When you’re asked by the Academy of Chocolate to attend and speak at the Finnebrougue Fine Food Fair in Killyleagh Castle, Northern Ireland, courtesy of Food NI 2016 – the obvious answer to this request is ‘yes’.
The trip was all planned out by Food NI, and after an exhilaratingly turbulent 55 minute flight from Gatwick, I touched down in Belfast City Airport, greeted at the airport by Sharon Machala of Food NI – my chauffeur for the next 28 hours (this was very much a flying visit).
Well, Taverna el Remer had certainly left its mark on me, in the form of one hell of a hangover! I mean, as I mentioned previously, the blues band was amazing and the drinks (extra strong and expertly crafted) went down all too quickly, to the point where I recall little of the night before – but my phone has managed to help me out; apparently on the way back we came across a variety of little glass sculptures which I’m sure you’ll agree are beautiful!
August Bank Holiday weekend saw the boy whisk me off to Venice for a belated birthday surprise! Arriving close to midnight, we stayed in the San Sebastiano Garden Hotel; a little out of the centre, but easy walking distance to the action.
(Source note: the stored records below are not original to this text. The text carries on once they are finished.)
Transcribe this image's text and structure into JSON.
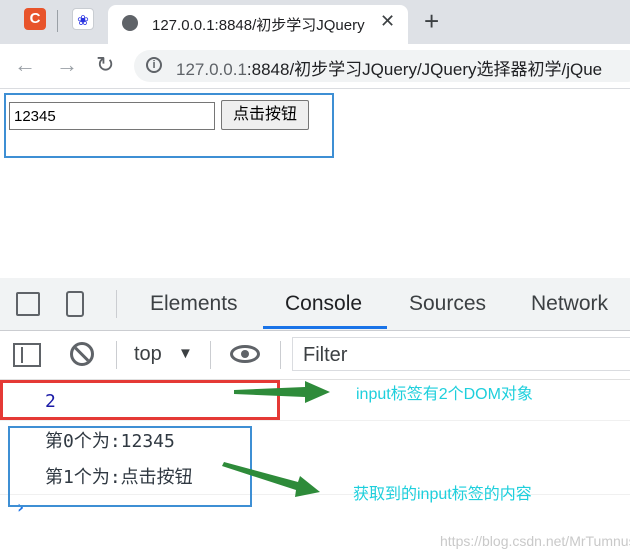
{
  "browser": {
    "pinned_tab_1_letter": "C",
    "pinned_tab_2_icon": "baidu-paw-icon",
    "active_tab_title": "127.0.0.1:8848/初步学习JQuery",
    "close_glyph": "✕",
    "new_tab_glyph": "+",
    "url_host": "127.0.0.1",
    "url_rest": ":8848/初步学习JQuery/JQuery选择器初学/jQue",
    "nav_icons": [
      "back-arrow-icon",
      "forward-arrow-icon",
      "reload-icon",
      "info-icon"
    ]
  },
  "page": {
    "input_value": "12345",
    "button_label": "点击按钮"
  },
  "devtools": {
    "tabs": [
      "Elements",
      "Console",
      "Sources",
      "Network"
    ],
    "active_tab": "Console",
    "context": "top",
    "context_caret": "▼",
    "filter_placeholder": "Filter",
    "icons": [
      "inspect-element-icon",
      "device-toolbar-icon",
      "sidebar-toggle-icon",
      "clear-console-icon",
      "eye-icon"
    ]
  },
  "console": {
    "line1": "2",
    "line2": "第0个为:12345",
    "line3": "第1个为:点击按钮",
    "prompt": "›"
  },
  "annotations": {
    "top": "input标签有2个DOM对象",
    "bottom": "获取到的input标签的内容",
    "color": "#1ecfdc",
    "arrow_color": "#2e8b3a",
    "red_box_color": "#e53935",
    "blue_box_color": "#3e8fd4"
  },
  "watermark": "https://blog.csdn.net/MrTumnus"
}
Like most trips, I like to research the destination as much as I can, and create a little map with timings and things to do at each location. Very geeky, I know, but it means that if time and/or funds are not on your side, you can still let the place get under your skin, just about.
York! A medieval walled city in Northern England with a vibrant history dating as far back as Roman times and beyond. Defined by it’s medieval cathedral or ‘Minster’ – built in the 13th Century, and extensive Roman wall (since rebuilt in various places), it is also famous for playing its part in the chocolate and candy revolution of the British Isles.
Whilst my trip to Nicaragua was predominantly based around cacao research, I did take some time to explore my surroundings, absorbing the beauty and culture this amazing country had to offer at every opportunity. Morning tortillas made by the roadside, hummingbirds in the city parks, and some really stunning churches!
After a high intensity audio visual experience of the night before, we decided to take Saturday at a slower pace. After breakfast we took a leisurely stroll up towards the Eye of Sauron, sorry, I mean Hallgrimskirkja or ‘Hallgrims Church. But it really does look like something out of Lord of the Rings, and with all these Elf Rocks and blizzards it does get a little confusing.
After a chocolate-fueled adventurous morning it was now time to explore what Reykjavik had to offer. But first a quick pit stop in Bajarni Fel sports bar to warm up wit ha glass of Viking beer while I waited for the rest of the crew.
After a whirlwind 36 hours in Denmark, including visiting a micro cacao plantation in a greenhouse in the Danish countryside and doing yoga in Christiania with one of its longest-standing residents, it was now time to hit Malmo – Sweden’s third largest city, and one that is fast making a name for itself in the sustainable living category!
Yet another early start, up at 5.30am heading back to Christiania, nothing beats practicing yoga in a cozy wooden loft, jam-packed with enough Aloe Vera plants to keep Holland and Barratt supplied for a year, above a fragrant apothecary, overlooking one of Europe’s most successful independent, self-governing Freetowns – strictly NOT part of the EU.
After a 4am start in London, to catch an 8am flight from Luton airport, the last thing you want is to be stuck in an epic rainstorm without a brolly. Luckily, Copenhagen is full of delightful little districts and boutique food halls, where I discovered Groed – just off Torvehallerne, Israels Plads – a small cafe specialising in porridge so good Goldie Locks would have been proud.